Creator: Chen, K.S. & Cairncross, R.A.
Partner: UNT Libraries Government Documents Department

The parallelization of an advancing-front, all-quadrilateral meshing algorithm for adaptive analysis

Description: The ability to perform effective adaptive analysis has become a critical issue in the area of physical simulation. Of the multiple technologies required to realize a parallel adaptive analysis capability, automatic mesh generation is an enabling technology, filling a critical need in the appropriate discretization of a problem domain. The paving algorithm`s unique ability to generate a function-following quadrilateral grid is a substantial advantage in Sandia`s pursuit of a modified h-method adaptive capability. This characteristic combined with a strong transitioning ability allow the paving algorithm to place elements where an error function indicates more mesh resolution is needed. Although the original paving algorithm is highly serial, a two stage approach has been designed to parallelize the algorithm but also retain the nice qualities of the serial algorithm. The authors approach also allows the subdomain decomposition used by the meshing code to be shared with the finite element physics code, eliminating the need for data transfer across the processors between the analysis and remeshing steps.
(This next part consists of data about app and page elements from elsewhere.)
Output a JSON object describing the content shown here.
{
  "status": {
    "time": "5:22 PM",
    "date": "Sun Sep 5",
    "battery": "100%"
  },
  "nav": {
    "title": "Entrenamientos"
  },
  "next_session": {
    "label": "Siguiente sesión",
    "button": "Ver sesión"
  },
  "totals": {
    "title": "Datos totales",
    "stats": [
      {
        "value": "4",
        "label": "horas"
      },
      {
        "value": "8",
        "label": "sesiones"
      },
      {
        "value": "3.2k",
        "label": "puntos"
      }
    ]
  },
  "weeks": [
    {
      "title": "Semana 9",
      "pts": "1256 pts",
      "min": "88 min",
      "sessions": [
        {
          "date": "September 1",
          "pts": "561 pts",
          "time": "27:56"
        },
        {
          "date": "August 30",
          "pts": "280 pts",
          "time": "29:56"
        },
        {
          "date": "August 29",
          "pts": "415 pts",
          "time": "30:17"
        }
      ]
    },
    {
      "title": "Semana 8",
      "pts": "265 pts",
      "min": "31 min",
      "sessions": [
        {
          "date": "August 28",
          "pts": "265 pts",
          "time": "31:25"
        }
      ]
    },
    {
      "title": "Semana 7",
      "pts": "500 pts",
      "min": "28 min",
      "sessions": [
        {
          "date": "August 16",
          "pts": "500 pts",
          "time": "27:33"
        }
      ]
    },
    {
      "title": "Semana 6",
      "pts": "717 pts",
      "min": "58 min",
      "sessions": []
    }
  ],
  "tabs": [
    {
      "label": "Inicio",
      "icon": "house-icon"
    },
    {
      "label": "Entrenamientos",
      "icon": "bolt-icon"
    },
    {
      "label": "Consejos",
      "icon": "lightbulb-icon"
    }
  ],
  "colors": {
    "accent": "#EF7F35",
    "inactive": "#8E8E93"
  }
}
In addition, the meshed subdomains are adjusted with a dynamic load balancer to improve the original decomposition and maintain load efficiency each time the mesh has been regenerated. This initial parallel implementation assumes an approach of restarting the physics problem from time zero at each interaction, with a refined mesh adapting to the previous iterations objective function. The remeshing tools are being developed to enable real time remeshing and geometry regeneration. Progress on the redesign of the paving algorithm for parallel operation is discussed including extensions allowing adaptive control and geometry regeneration.
Date: November 1, 1995
Creator: Lober, R.R.; Tautges, T.J. & Cairncross, R.A.
Partner: UNT Libraries Government Documents Department

A Finite Element Method for Free-Surface Flows of Incompressible Fluids in Three Dimensions, Part II: Dynamic Wetting Lines
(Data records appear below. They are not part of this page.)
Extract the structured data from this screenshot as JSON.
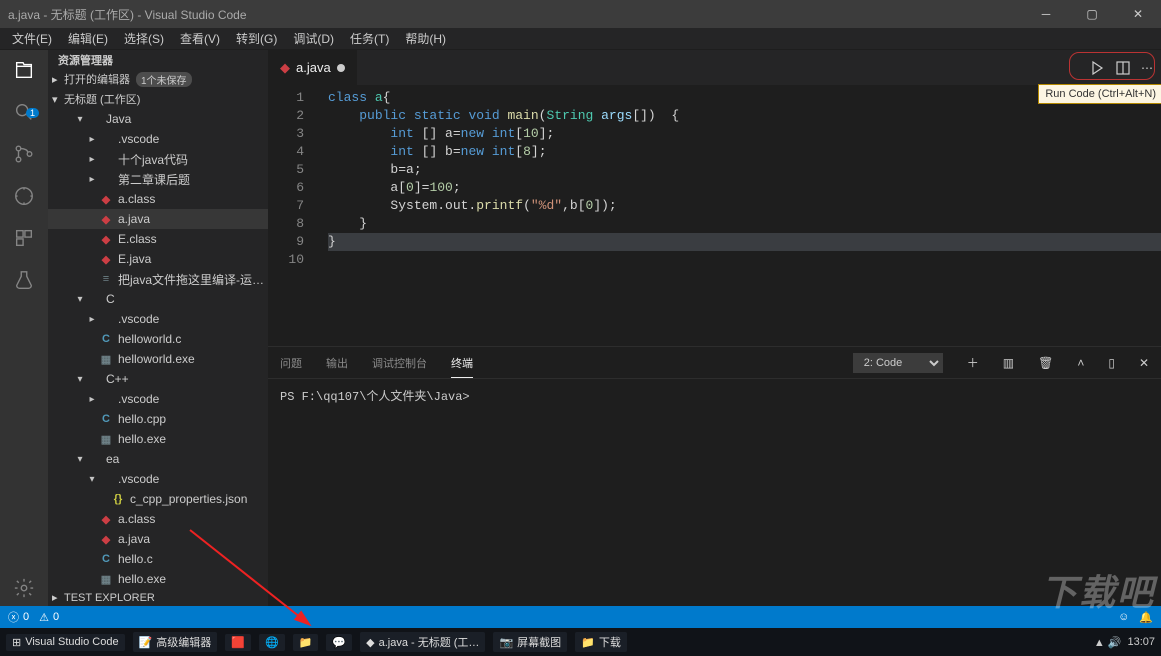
{
  "window": {
    "title": "a.java - 无标题 (工作区) - Visual Studio Code"
  },
  "menu": {
    "items": [
      "文件(E)",
      "编辑(E)",
      "选择(S)",
      "查看(V)",
      "转到(G)",
      "调试(D)",
      "任务(T)",
      "帮助(H)"
    ]
  },
  "activity": {
    "badge": "1"
  },
  "sidebar": {
    "title": "资源管理器",
    "openEditorsLabel": "打开的编辑器",
    "openEditorsBadge": "1个未保存",
    "workspaceLabel": "无标题 (工作区)",
    "tree": [
      {
        "t": "fold",
        "l": "Java",
        "open": true,
        "d": 1
      },
      {
        "t": "fold",
        "l": ".vscode",
        "d": 2
      },
      {
        "t": "fold",
        "l": "十个java代码",
        "d": 2
      },
      {
        "t": "fold",
        "l": "第二章课后题",
        "d": 2
      },
      {
        "t": "java",
        "l": "a.class",
        "d": 2
      },
      {
        "t": "java",
        "l": "a.java",
        "d": 2,
        "sel": true
      },
      {
        "t": "java",
        "l": "E.class",
        "d": 2
      },
      {
        "t": "java",
        "l": "E.java",
        "d": 2
      },
      {
        "t": "txt",
        "l": "把java文件拖这里编译-运…",
        "d": 2
      },
      {
        "t": "fold",
        "l": "C",
        "open": true,
        "d": 1
      },
      {
        "t": "fold",
        "l": ".vscode",
        "d": 2
      },
      {
        "t": "c",
        "l": "helloworld.c",
        "d": 2
      },
      {
        "t": "exe",
        "l": "helloworld.exe",
        "d": 2
      },
      {
        "t": "fold",
        "l": "C++",
        "open": true,
        "d": 1
      },
      {
        "t": "fold",
        "l": ".vscode",
        "d": 2
      },
      {
        "t": "cpp",
        "l": "hello.cpp",
        "d": 2
      },
      {
        "t": "exe",
        "l": "hello.exe",
        "d": 2
      },
      {
        "t": "fold",
        "l": "ea",
        "open": true,
        "d": 1
      },
      {
        "t": "fold",
        "l": ".vscode",
        "open": true,
        "d": 2
      },
      {
        "t": "json",
        "l": "c_cpp_properties.json",
        "d": 3
      },
      {
        "t": "java",
        "l": "a.class",
        "d": 2
      },
      {
        "t": "java",
        "l": "a.java",
        "d": 2
      },
      {
        "t": "c",
        "l": "hello.c",
        "d": 2
      },
      {
        "t": "exe",
        "l": "hello.exe",
        "d": 2
      }
    ],
    "testExplorer": "TEST EXPLORER"
  },
  "editor": {
    "tabName": "a.java",
    "tooltip": "Run Code (Ctrl+Alt+N)",
    "lines": [
      "1",
      "2",
      "3",
      "4",
      "5",
      "6",
      "7",
      "8",
      "9",
      "10"
    ]
  },
  "code": {
    "l1a": "class ",
    "l1b": "a",
    "l1c": "{",
    "l2a": "public ",
    "l2b": "static ",
    "l2c": "void ",
    "l2d": "main",
    "l2e": "(",
    "l2f": "String ",
    "l2g": "args",
    "l2h": "[])  {",
    "l3a": "int ",
    "l3b": "[] a=",
    "l3c": "new ",
    "l3d": "int",
    "l3e": "[",
    "l3f": "10",
    "l3g": "];",
    "l4a": "int ",
    "l4b": "[] b=",
    "l4c": "new ",
    "l4d": "int",
    "l4e": "[",
    "l4f": "8",
    "l4g": "];",
    "l5": "b=a;",
    "l6a": "a[",
    "l6b": "0",
    "l6c": "]=",
    "l6d": "100",
    "l6e": ";",
    "l7a": "System.out.",
    "l7b": "printf",
    "l7c": "(",
    "l7d": "\"%d\"",
    "l7e": ",b[",
    "l7f": "0",
    "l7g": "]);",
    "l8": "}",
    "l9": "}"
  },
  "panel": {
    "tabs": {
      "problems": "问题",
      "output": "输出",
      "debug": "调试控制台",
      "terminal": "终端"
    },
    "dropdown": "2: Code",
    "prompt": "PS F:\\qq107\\个人文件夹\\Java>"
  },
  "status": {
    "errors": "0",
    "warnings": "0"
  },
  "taskbar": {
    "items": [
      "Visual Studio Code",
      "高级编辑器",
      "a.java - 无标题 (工…",
      "屏幕截图",
      "下载"
    ],
    "time": "13:07"
  },
  "watermark": "下载吧"
}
Description: To date, few researchers have solved three-dimensional free-surface problems with dynamic wetting lines. This paper extends the free-surface finite element method described in a companion paper [Cairncross, R.A., P.R. Schunk, T.A. Baer, P.A. Sackinger, R.R. Rao, "A finite element method for free surface flows of incompressible fluid in three dimensions, Part I: Boundary-Fitted mesh motion.", to be published (1998)] to handle dynamic wetting. A generalization of the technique used in two dimensional modeling to circumvent double-valued velocities at the wetting line, the so-called kinematic paradox, is presented for a wetting line in three dimensions. This approach requires the fluid velocity normal to the contact line to be zero, the fluid velocity tangent to the contact line to be equal to the tangential component of web velocity, and the fluid velocity into the web to be zero. In addition, slip is allowed in a narrow strip along the substrate surface near the dynamic contact line. For realistic wetting-line motion, a contact angle which varies with wetting speed is required because contact lines in three dimensions typically advance or recede a different rates depending upon location and/or have both advancing and receding portions. The theory is applied to capillary rise of static fluid in a corner, the initial motion of a Newtonian droplet down an inclined plane, and extrusion of a Newtonian fluid from a nozzle onto a moving substrate. The extrusion results are compared to experimental visualization. Subject Categories
Date: January 29, 1999
Creator: Baer, T.A.; Cairncross, R.A.; Rao, R.R.; Sackinger, P.A. & Schunk, P.R.
Partner: UNT Libraries Government Documents Department